Update: US inflation likely to run higher than expected, Harker says

Philadelphia Federal Reserve President Patrick Harker said he has revised his inflation expectations upward from his earlier prediction.

The effects of fiscal stimulus and stronger economic activity should lead to "above-trend growth of about 2.6 percent for 2018," Harker said in prepared remarks to a business group in New York on March 29. "Overall, that’s a very slight upward revision for my 2018 forecast but a stronger outlook over the medium term."

Employment should also remain strong, Harker said, with the unemployment rate "possibly dipping as low as the 3.5% range in 2019." U.S. unemployment currently stands at 4.1%.

Earlier, Harker told the Wall Street Journal that he had raised his expectations for rate hikes for all of 2018 from two to three, chiefly because of inflation expectations. The Federal Open Market Committee has already raised its benchmark federal funds rate once this year, at its January meeting, to a range between 1.50% and 1.75%.

Harker is not a voting member of the FOMC this year, though he participates in policy deliberations.

The central banker said he was watching the shape of the yield curve — the difference between long-dated and short-dated bonds — which has continued to flatten, as an indicator of whether the Fed is on the right track with rate hikes.

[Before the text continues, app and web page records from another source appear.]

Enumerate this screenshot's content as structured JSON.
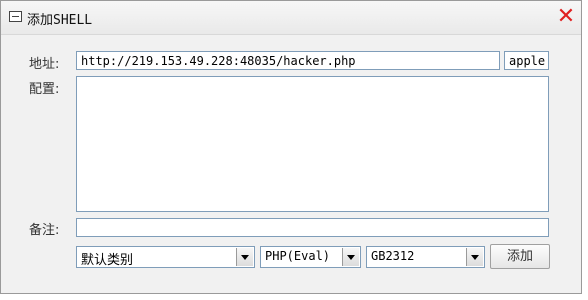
{
  "dialog": {
    "title": "添加SHELL",
    "close_label": "✕"
  },
  "form": {
    "address_label": "地址:",
    "address_value": "http://219.153.49.228:48035/hacker.php",
    "password_value": "apple",
    "config_label": "配置:",
    "config_value": "",
    "note_label": "备注:",
    "note_value": ""
  },
  "selects": {
    "category": "默认类别",
    "script_type": "PHP(Eval)",
    "encoding": "GB2312"
  },
  "buttons": {
    "add_label": "添加"
  }
}
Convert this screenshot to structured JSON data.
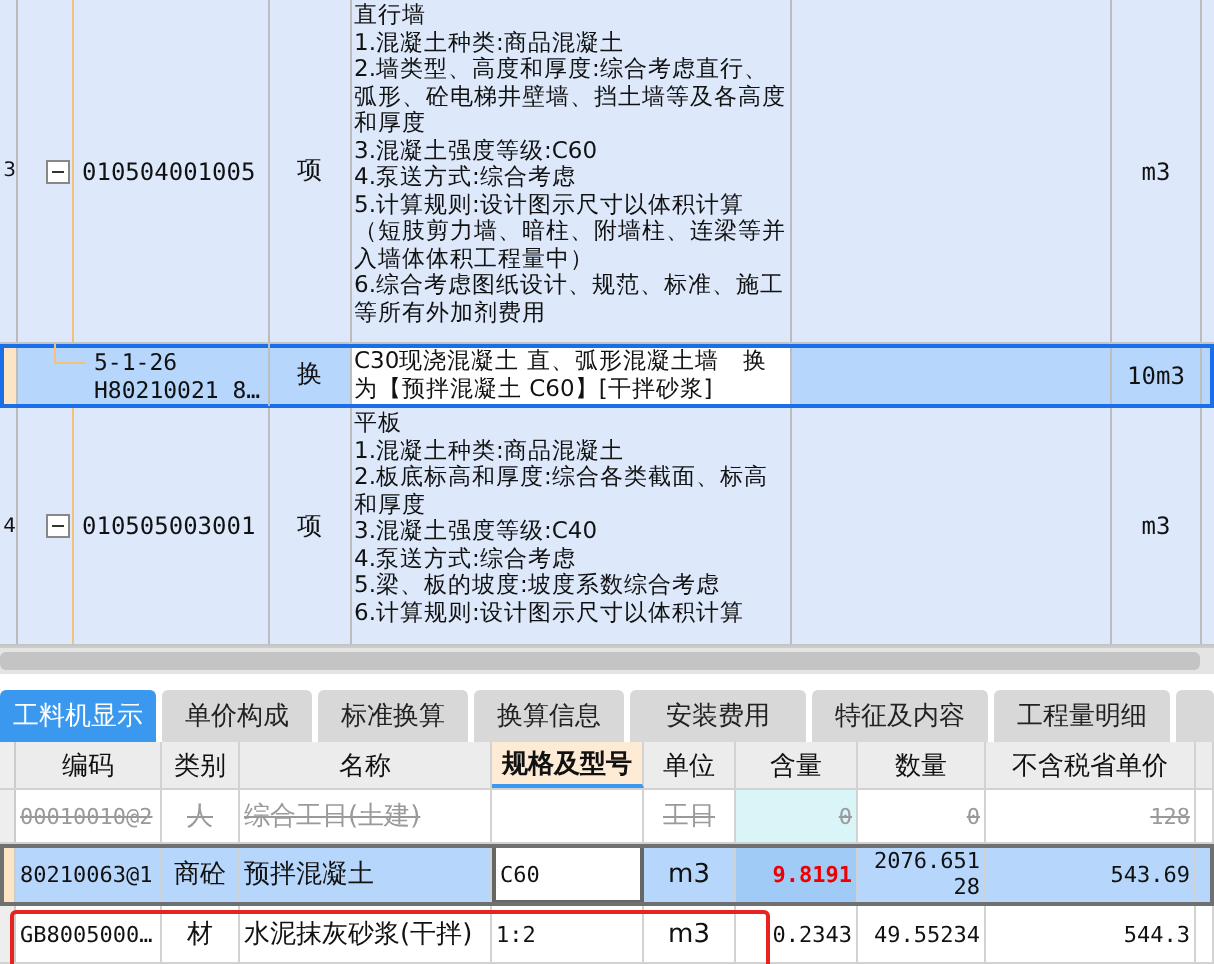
{
  "upper_table": {
    "rows": [
      {
        "kind": "item",
        "row_number": "3",
        "code": [
          "010504001005"
        ],
        "expanded": true,
        "selected": false,
        "type": "项",
        "description": [
          "直行墙",
          "1.混凝土种类:商品混凝土",
          "2.墙类型、高度和厚度:综合考虑直行、弧形、砼电梯井壁墙、挡土墙等及各高度和厚度",
          "3.混凝土强度等级:C60",
          "4.泵送方式:综合考虑",
          "5.计算规则:设计图示尺寸以体积计算（短肢剪力墙、暗柱、附墙柱、连梁等并入墙体体积工程量中）",
          "6.综合考虑图纸设计、规范、标准、施工等所有外加剂费用"
        ],
        "unit": "m3"
      },
      {
        "kind": "sub",
        "code": [
          "5-1-26",
          "H80210021 8…"
        ],
        "selected": true,
        "type": "换",
        "description": [
          "C30现浇混凝土 直、弧形混凝土墙　换为【预拌混凝土 C60】[干拌砂浆]"
        ],
        "unit": "10m3"
      },
      {
        "kind": "item",
        "row_number": "4",
        "code": [
          "010505003001"
        ],
        "expanded": true,
        "selected": false,
        "type": "项",
        "description": [
          "平板",
          "1.混凝土种类:商品混凝土",
          "2.板底标高和厚度:综合各类截面、标高和厚度",
          "3.混凝土强度等级:C40",
          "4.泵送方式:综合考虑",
          "5.梁、板的坡度:坡度系数综合考虑",
          "6.计算规则:设计图示尺寸以体积计算"
        ],
        "unit": "m3"
      }
    ]
  },
  "tabs": [
    {
      "label": "工料机显示",
      "selected": true
    },
    {
      "label": "单价构成",
      "selected": false
    },
    {
      "label": "标准换算",
      "selected": false
    },
    {
      "label": "换算信息",
      "selected": false
    },
    {
      "label": "安装费用",
      "selected": false
    },
    {
      "label": "特征及内容",
      "selected": false
    },
    {
      "label": "工程量明细",
      "selected": false
    }
  ],
  "resource_table": {
    "columns": [
      {
        "label": "编码",
        "selected": false
      },
      {
        "label": "类别",
        "selected": false
      },
      {
        "label": "名称",
        "selected": false
      },
      {
        "label": "规格及型号",
        "selected": true
      },
      {
        "label": "单位",
        "selected": false
      },
      {
        "label": "含量",
        "selected": false
      },
      {
        "label": "数量",
        "selected": false
      },
      {
        "label": "不含税省单价",
        "selected": false
      }
    ],
    "rows": [
      {
        "cells": [
          "00010010@2",
          "人",
          "综合工日(土建)",
          "",
          "工日",
          "0",
          "0",
          "128"
        ],
        "deleted": true,
        "selected": false,
        "modified": false,
        "highlighted": false
      },
      {
        "cells": [
          "80210063@1",
          "商砼",
          "预拌混凝土",
          "C60",
          "m3",
          "9.8191",
          "2076.65128",
          "543.69"
        ],
        "deleted": false,
        "selected": true,
        "modified": true,
        "highlighted": false
      },
      {
        "cells": [
          "GB8005000…",
          "材",
          "水泥抹灰砂浆(干拌)",
          "1:2",
          "m3",
          "0.2343",
          "49.55234",
          "544.3"
        ],
        "deleted": false,
        "selected": false,
        "modified": false,
        "highlighted": true
      }
    ]
  }
}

He said he was also carefully watching what happens to the curve as the European Central Bank begins tapering its asset buying program, noting that "there’s no one dynamic that's changing the shape of the yield curve."

The Fed's reliance on some of its models should be reconsidered, Harker said. The Phillips curve model, which is supposed to show an inverse relationship between unemployment and inflation, "for at least the last 30 years hasn't been predictive of anything," he said.

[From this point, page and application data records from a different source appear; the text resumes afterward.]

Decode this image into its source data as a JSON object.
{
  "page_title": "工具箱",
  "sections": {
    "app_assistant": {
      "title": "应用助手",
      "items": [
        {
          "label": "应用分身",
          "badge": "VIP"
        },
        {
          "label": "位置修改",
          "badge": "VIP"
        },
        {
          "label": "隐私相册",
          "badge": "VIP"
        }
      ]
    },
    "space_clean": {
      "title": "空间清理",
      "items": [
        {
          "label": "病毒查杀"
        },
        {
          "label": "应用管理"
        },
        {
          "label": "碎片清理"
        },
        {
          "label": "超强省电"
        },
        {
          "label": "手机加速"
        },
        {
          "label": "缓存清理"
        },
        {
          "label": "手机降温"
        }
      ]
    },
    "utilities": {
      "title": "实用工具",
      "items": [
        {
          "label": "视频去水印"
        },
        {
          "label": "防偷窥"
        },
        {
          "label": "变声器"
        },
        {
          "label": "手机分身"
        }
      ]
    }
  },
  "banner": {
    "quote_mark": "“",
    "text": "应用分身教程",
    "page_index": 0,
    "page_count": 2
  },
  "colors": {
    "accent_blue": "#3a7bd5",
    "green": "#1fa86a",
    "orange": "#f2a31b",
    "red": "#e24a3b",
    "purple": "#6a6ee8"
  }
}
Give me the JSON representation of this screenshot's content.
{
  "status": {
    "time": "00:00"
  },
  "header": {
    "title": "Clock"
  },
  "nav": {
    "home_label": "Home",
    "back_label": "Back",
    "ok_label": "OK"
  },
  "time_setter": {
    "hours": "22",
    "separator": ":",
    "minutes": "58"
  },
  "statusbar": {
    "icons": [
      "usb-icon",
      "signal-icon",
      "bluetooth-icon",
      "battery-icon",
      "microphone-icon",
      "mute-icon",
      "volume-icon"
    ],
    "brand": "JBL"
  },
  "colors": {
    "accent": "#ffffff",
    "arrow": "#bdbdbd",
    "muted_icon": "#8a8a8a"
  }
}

"Some would say the concept, though theoretically sound, isn’t helping us in terms of prediction," he said.

Harker said he viewed machine learning as an intriguing possible path to "tons of information" that may not be captured by current models.

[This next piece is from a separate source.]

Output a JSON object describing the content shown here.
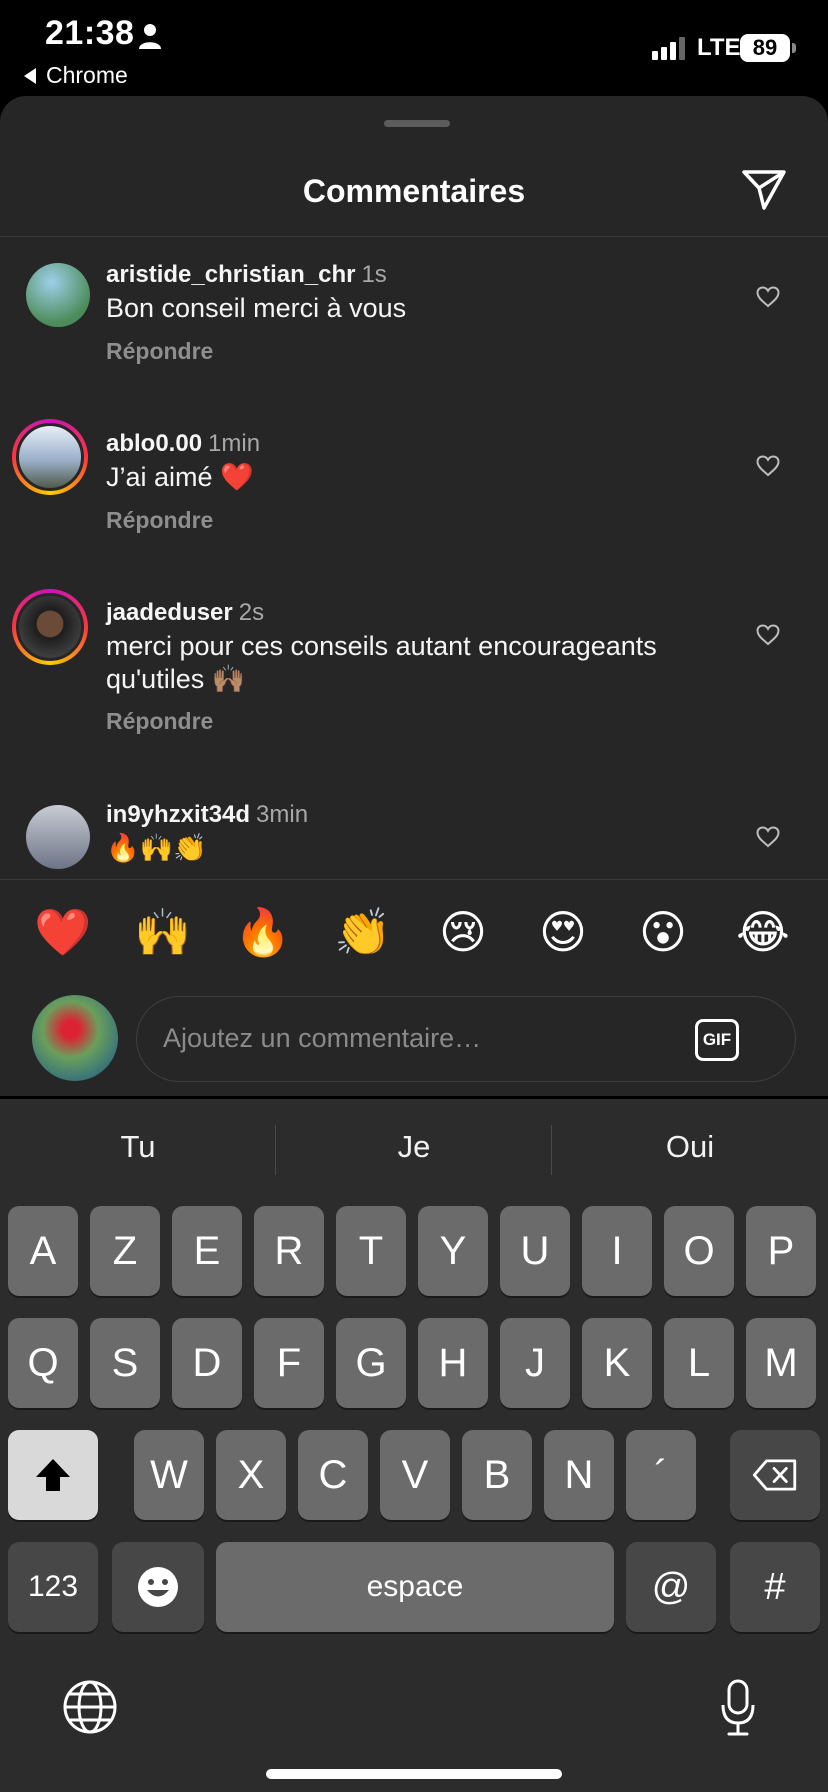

He said, however, that he was concerned about the future dynamism of America’s business environment, especially given an aging population and changing immigration patterns.

"Growth, as we all know, is fundamentally growth in the labor force plus growth in productivity," he said. "We simply do not have the population to keep growth at even its current rate over the long term."

"I would also note that immigrants either founded or co-founded just over half of all U.S. startups valued at $1 billion or more, and immigrant founders have created an average of 760 jobs per company," he added.

Harker told the Journal that he was pleased that San Francisco Fed President John Williams was considered the front runner for New York Fed president to replace William Dudley when he retires later this year.

At the March 29 event, he reiterated that Fed presidents should be selected by the individual Fed boards, rather than through congressional nomination procedures as some legislators have called for.

"I worry about the independence of the Fed," he said. "Would you do that for all 12 Fed presidents and supersede the roles of the [regional Fed] banks and their boards?"